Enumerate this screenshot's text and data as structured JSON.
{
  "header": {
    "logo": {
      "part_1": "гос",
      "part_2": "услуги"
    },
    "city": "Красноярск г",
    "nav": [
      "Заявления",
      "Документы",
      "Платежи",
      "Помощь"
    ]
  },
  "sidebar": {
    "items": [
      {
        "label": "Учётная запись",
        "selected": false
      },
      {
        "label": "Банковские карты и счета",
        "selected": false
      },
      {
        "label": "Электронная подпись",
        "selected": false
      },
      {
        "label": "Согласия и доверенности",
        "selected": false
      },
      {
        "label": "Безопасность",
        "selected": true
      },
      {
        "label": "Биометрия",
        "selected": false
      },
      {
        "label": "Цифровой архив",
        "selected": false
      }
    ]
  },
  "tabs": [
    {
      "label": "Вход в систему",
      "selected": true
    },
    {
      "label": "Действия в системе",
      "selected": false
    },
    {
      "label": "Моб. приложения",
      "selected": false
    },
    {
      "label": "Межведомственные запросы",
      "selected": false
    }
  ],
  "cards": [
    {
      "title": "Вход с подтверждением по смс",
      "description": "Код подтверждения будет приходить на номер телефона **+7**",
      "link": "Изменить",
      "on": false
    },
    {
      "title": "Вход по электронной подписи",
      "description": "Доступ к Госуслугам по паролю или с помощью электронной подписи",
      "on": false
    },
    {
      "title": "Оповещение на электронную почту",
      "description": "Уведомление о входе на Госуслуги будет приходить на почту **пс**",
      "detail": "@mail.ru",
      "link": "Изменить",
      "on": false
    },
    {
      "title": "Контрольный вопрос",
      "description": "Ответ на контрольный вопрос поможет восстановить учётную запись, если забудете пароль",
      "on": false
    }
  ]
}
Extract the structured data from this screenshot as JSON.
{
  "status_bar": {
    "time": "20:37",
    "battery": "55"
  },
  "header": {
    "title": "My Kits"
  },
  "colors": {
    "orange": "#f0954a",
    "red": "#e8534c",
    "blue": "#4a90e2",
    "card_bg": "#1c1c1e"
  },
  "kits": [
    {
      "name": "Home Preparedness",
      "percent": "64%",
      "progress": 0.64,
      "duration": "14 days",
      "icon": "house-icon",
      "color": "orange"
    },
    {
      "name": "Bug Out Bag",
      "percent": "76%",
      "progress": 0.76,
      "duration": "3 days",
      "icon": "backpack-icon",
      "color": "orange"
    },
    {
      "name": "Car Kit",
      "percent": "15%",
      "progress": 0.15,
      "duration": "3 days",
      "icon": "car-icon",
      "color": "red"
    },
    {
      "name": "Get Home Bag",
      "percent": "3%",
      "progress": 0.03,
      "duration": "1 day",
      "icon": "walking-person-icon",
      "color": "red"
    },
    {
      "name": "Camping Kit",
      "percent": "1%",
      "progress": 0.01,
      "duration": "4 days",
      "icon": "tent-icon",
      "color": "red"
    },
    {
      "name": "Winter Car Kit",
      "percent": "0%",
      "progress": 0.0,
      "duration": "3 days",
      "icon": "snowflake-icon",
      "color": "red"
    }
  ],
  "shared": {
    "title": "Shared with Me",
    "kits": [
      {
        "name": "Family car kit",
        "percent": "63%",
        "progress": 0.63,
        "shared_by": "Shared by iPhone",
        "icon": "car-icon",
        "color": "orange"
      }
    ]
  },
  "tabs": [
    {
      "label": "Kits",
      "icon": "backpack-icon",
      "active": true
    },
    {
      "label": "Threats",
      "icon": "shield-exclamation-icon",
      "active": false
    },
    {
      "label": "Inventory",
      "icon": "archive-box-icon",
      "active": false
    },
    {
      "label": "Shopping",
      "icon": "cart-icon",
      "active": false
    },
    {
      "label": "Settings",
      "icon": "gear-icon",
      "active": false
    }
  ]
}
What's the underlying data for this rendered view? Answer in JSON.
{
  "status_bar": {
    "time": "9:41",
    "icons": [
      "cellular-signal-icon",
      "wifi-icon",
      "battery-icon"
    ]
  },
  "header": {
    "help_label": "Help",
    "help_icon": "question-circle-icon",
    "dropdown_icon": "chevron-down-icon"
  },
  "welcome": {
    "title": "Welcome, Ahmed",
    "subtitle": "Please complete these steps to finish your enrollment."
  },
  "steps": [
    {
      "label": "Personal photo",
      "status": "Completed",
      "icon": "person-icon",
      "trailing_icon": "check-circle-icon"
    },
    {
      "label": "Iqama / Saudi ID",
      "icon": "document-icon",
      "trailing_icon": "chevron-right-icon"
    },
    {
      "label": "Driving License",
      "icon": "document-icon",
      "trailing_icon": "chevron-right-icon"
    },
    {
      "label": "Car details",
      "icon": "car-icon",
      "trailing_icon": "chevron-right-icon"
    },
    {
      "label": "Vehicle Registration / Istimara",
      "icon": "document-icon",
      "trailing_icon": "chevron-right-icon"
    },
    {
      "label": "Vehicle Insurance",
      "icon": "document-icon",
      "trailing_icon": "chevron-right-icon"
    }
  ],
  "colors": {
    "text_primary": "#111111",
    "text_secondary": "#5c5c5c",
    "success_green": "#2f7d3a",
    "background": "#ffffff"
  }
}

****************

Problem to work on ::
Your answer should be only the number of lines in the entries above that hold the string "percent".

Your response ::
7